Her mum left, blinking back tears and pleading with Amelia to open up. For a while it seemed she would refuse; the words like stones, held just under her tongue that she wouldn’t release.
And then she started to tell her story. She was sick with worry. She lay awake at night thinking about their future, her fear amplified by the drunken yells from revellers next door punctuating the silence. The mould in their tiny studio flat was making her asthma play up. She was bright – she harboured a secret dream to be a lawyer. But she couldn’t concentrate at school.
I hated to admit it, but Amelia was one of those ‘heart-sink’ patients I dreaded. Every strand of her life woven together in such a way that stifled her potential. I felt helpless, backed up against a wall in a tiny patch of our labyrinthine system. Child and adolescent mental health services (CAMHS) services were full to the rafters, counselling would take months to materialise, and even contemplating her housing issue left me with a guilty sense of dread.
But I escaped that internal ‘head-banging’ that afternoon, because she wasn’t my patient. She was Dr Stephanie Lamb’s, a GP at The Well Centre in Streatham, which I was visiting.
That mental turmoil I described had frustrated Dr Lamb for too long. Five years ago, she decided to do something about it. She first sketched out the idea in a pub one evening with John Poyton, the director of a local youth-work charity called Redthread. After many late nights around the kitchen table, The Well Centre was born. Their vision was to create a holistic service for the neglected group that fall between paediatric and adult services, pushed from one silo to another at a time when seeking help is hard enough.
It hadn’t been easy. With some funding from an NHS innovation award and Guys and St Thomas’s Charity, they ploughed on. They had no idea where the money might come from the following year. A group of local teenagers helped them to refurbish a mouldy, graffiti-ridden annexe. Youth workers, counsellors, and GPs were brought together under one roof; a one-stop shop wrapped around the needs of the young person at the centre.
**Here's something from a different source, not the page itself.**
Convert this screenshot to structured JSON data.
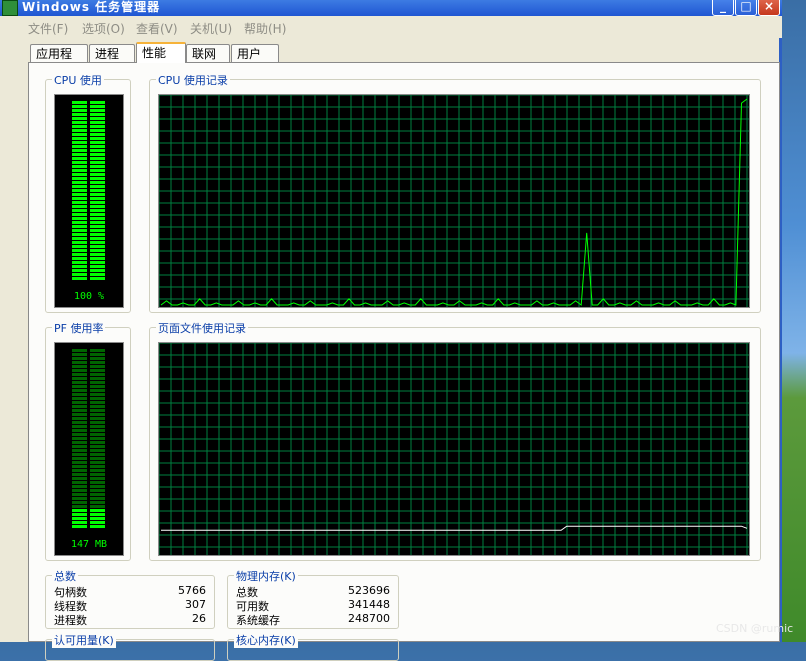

It felt a world away from my usual experience of adolescent care: watching a whole person, with layers of issues replete with nuance and ambiguity, be collapsed into scraps of paper and flung into streams of a disjointed system. We’ve all seen it.
That afternoon I found myself watching care being delivered in a way I would want it to be, if Amelia was my daughter.
Dr Lamb had the help she wanted at her fingertips. She reviewed her inhalers, arranged for her to see a counsellor, and connected her with a young carers service. Amelia looked hopeful. I could see how she might begin to trust Stephanie, and take comfort from coming to the same, safe place.
She wasn’t the only one; 17-year-old Hayley came in next. Her 18th birthday was looming, and she had nothing to celebrate. She was about to be kicked out of foster care and into her own place. Her scrawny frame barely occupied half of the chair, as she repeated her monosyllabic mantra that she would be fine. But the fear in her eyes was palpable. Somehow, reaching that milestone signalled to the world that she was ready to go out on her own, and take whatever it threw at her.
Hayley had first heard about the centre from word of mouth, like 70% of their patients, and had drifted in and out for years. Stephanie had built a relationship with her over that time, and made regular appointments for the coming weeks with herself and the youth worker.
My memories from my psychiatry rotation were still fresh: the inpatients who rode the revolving door of the ward, grappling with depression and anxiety, staring into a future so bleak that it perpetuated their problems. Three-quarters of all lifetime mental health issues show before the age of 25. What difference could it have made to my patients if, 20 years ago, they had access to a service like this?
It had started with a GP, who saw the disconnect between what her patients needed and what the system offered, and channelled that into change. The potential to alter the trajectories of many young lives is hard to put into words.
As one young girl wrote, in an unprompted letter to the staff: ‘I want you to know how much you mean to me and also to tell you to keep doing what you’re doing, the world is a better place with people like you on it, and I really hope that you can reach out and pull others out of the dark place, the same way you did to me.’
Dr Nishma Manek is a GP trainee in London. You can follow her on Twitter @nishmanek